Solomon said what he likes best about Trocaire is that it is a friendly place to work, and that he has the freedom to explore academic pursuits. Currently, he is working on two articles for publication.
Solomon has a doctorate in English literature and integrates a variety of topics into his lectures, such as ethnicity, LGBT issues, race and gender. In addition, he co-founded Trocaire’s Film Club, a group that has screened and facilitated viewing and discussions of seven films over the last four years.
“Film Club was started to foster an intellectual culture in our campus,” he explained. “Sometimes, students learn better when they don’t feel the pressure to perform and prove themselves. The club is a team effort, where faculty, staff and students come together in an informal setting to not only watch a film but also get a chance to talk about the film and learn from each other.”
Service learning is also important to Solomon, and he includes it in his courses—for example, one project involved serving a Thanksgiving meal to local refugees.
“As a student, I enjoyed service learning a lot … it helped me bridge the gap between what is learnt in the classroom and the life that is lived outside of it,” he said. “I want to extend the same opportunity to my students.”
He also co-chairs the TroGreen team that works to reduce waste and foster environmental awareness within the college community.
“I’m involved in TroGreen activities because I’m convinced that we are at the crossroads of the biggest environmental crisis of our life time, and we have a chance to make a difference,” Solomon said. “The environmental conservation that is happening around the world is probably one of the biggest grassroots movements in the history of the world, and I’m happy to be part of it.”
Solomon has been married to his wife, Julia, for 10 years, and together they have two boys, ages 6 and 2. He is active in his faith and plays drums in the band Eleventh Hour. He is also on the Elder Board at his church and has taught faith-based courses there.
When asked why he became a teacher, he responded that in addition to several college professors who mentored him, he was inspired by his grandfather who started the first school in his village in south India.
“He was a visionary who served his community well,” Solomon said. “He was inspired by the Anglican and German missionaries who helped him with his education. Instead of choosing a better life for himself, he went back to his village and started a school to help educate the children of his community. For a very long time, his was the only school in the community.”
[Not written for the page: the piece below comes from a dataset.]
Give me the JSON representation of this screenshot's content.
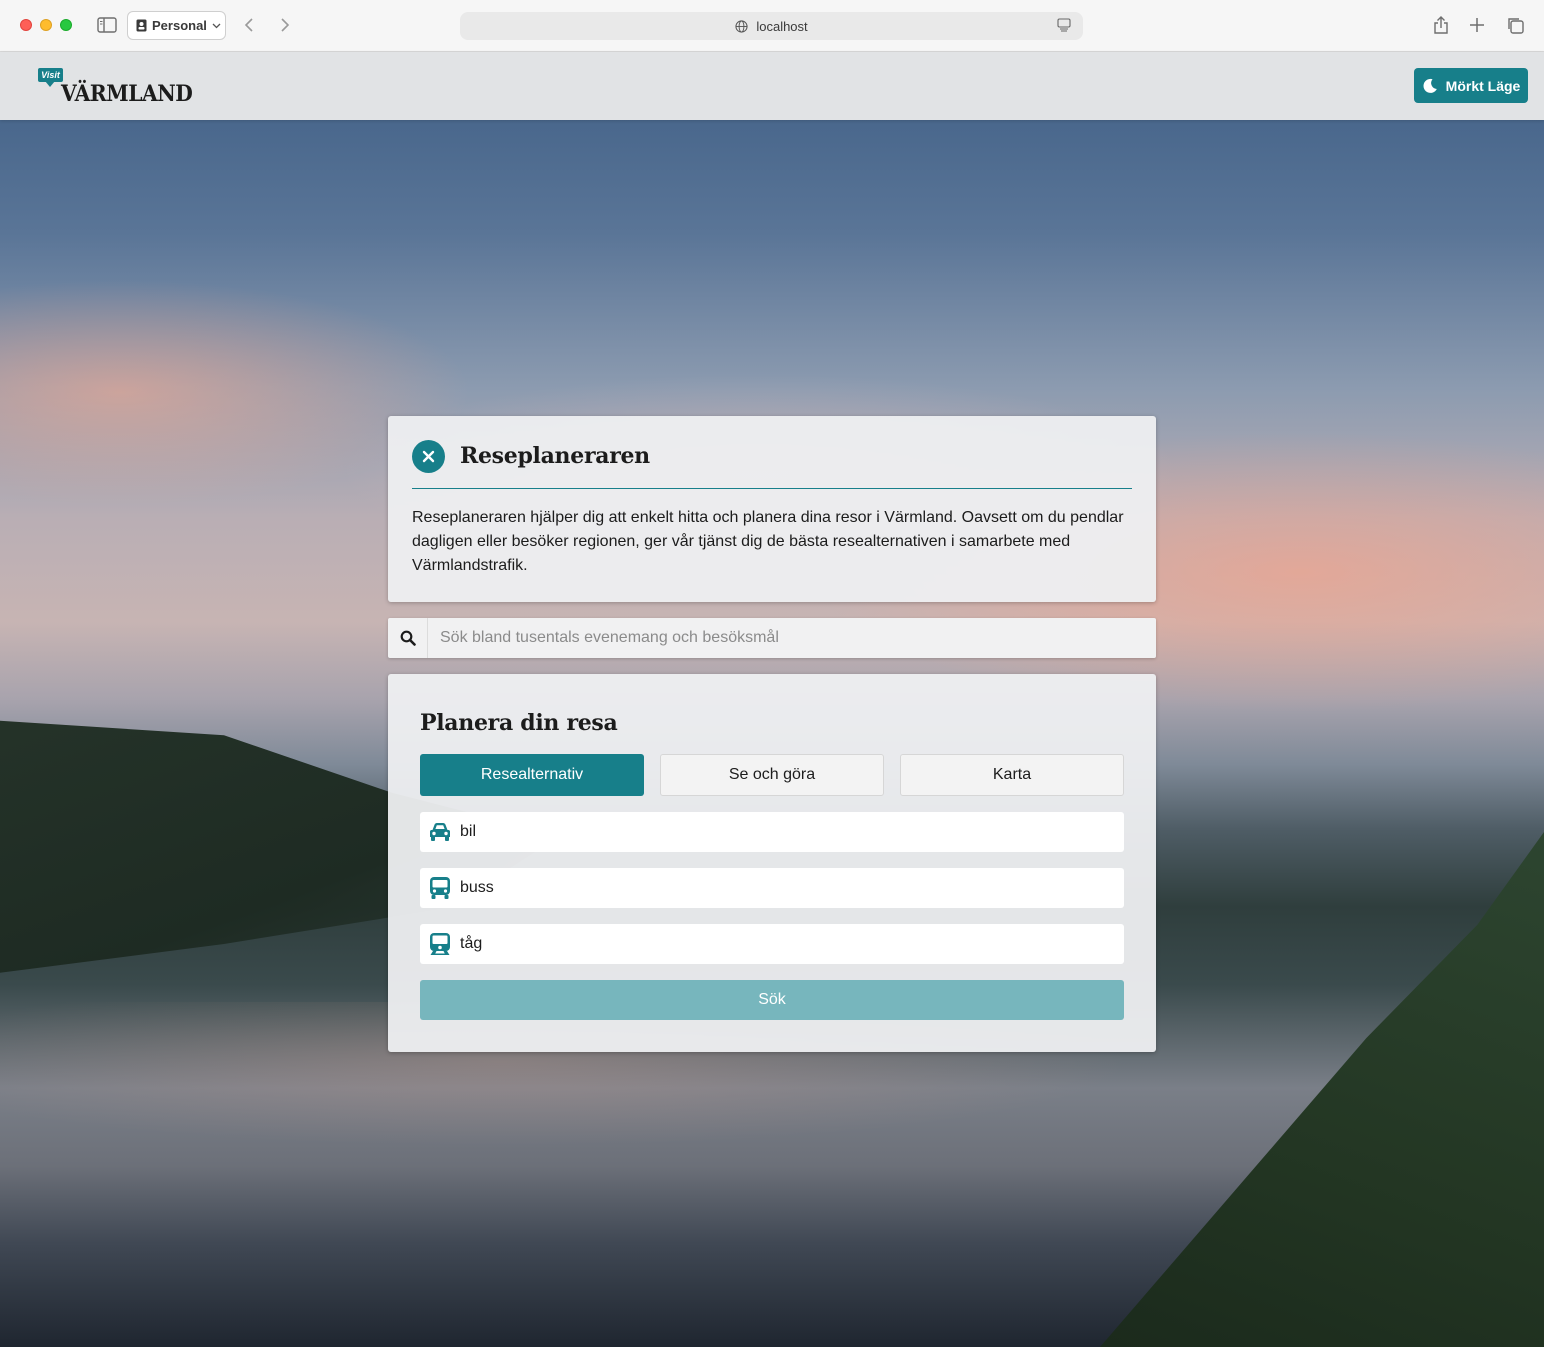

In addition to his scholarly writing, Solomon is also working on a part-historical, part-political novel based on his grandfather.